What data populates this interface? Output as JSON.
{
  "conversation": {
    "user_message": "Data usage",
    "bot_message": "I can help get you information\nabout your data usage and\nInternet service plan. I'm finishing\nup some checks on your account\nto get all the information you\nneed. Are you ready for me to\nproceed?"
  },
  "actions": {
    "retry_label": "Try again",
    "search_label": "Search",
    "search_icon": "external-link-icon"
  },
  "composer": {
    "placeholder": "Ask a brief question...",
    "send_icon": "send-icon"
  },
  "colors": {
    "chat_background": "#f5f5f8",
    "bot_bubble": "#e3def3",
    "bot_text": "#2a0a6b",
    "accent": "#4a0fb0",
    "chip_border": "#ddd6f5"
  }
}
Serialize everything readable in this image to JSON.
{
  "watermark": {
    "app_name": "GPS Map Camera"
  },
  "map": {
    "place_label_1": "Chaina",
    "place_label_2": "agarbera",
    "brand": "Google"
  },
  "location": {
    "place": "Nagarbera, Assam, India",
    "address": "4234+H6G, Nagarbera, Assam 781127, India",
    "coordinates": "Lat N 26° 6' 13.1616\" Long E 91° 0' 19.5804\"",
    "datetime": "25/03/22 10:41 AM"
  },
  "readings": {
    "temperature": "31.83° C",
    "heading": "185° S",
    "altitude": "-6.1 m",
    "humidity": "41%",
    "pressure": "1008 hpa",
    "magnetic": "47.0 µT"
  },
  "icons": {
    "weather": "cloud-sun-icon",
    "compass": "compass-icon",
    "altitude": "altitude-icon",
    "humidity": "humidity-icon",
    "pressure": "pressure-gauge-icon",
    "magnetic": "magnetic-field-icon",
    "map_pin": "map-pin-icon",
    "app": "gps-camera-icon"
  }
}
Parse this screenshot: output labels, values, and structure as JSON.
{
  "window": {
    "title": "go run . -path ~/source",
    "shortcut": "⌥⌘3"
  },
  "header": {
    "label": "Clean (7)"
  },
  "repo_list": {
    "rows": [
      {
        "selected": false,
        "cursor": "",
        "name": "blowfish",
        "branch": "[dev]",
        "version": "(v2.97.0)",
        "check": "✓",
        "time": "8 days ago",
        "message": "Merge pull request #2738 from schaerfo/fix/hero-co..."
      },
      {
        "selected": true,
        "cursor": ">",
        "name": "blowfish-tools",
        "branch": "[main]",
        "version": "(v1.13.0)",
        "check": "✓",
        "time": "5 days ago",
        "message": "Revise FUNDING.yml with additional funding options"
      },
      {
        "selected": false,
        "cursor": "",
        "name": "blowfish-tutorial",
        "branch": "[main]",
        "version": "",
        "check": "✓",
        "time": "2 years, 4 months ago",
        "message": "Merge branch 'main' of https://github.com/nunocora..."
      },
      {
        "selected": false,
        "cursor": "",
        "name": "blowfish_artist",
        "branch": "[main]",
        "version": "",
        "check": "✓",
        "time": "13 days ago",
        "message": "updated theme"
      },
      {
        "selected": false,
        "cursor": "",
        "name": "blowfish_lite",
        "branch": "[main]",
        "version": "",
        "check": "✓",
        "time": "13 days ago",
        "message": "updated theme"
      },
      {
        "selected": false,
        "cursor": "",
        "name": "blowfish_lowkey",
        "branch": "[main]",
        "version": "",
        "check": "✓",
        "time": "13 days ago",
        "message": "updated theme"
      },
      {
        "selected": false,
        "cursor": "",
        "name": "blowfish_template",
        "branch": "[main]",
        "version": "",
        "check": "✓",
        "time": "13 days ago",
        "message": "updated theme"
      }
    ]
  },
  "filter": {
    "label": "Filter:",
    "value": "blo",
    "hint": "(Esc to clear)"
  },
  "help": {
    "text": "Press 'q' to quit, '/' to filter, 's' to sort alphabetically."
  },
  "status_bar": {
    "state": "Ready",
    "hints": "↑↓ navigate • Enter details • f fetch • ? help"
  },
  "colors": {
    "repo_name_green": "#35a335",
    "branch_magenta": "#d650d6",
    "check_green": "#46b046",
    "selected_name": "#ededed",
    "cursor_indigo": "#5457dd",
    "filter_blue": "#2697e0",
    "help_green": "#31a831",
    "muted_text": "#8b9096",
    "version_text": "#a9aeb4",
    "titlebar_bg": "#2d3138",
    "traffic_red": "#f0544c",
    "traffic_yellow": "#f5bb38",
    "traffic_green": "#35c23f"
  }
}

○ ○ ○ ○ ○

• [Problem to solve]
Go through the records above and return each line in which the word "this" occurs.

• [Reply to the task]
What data populates this interface? Output as JSON.
Serialize everything readable in this image to JSON.
Parse this screenshot: output labels, values, and structure as JSON.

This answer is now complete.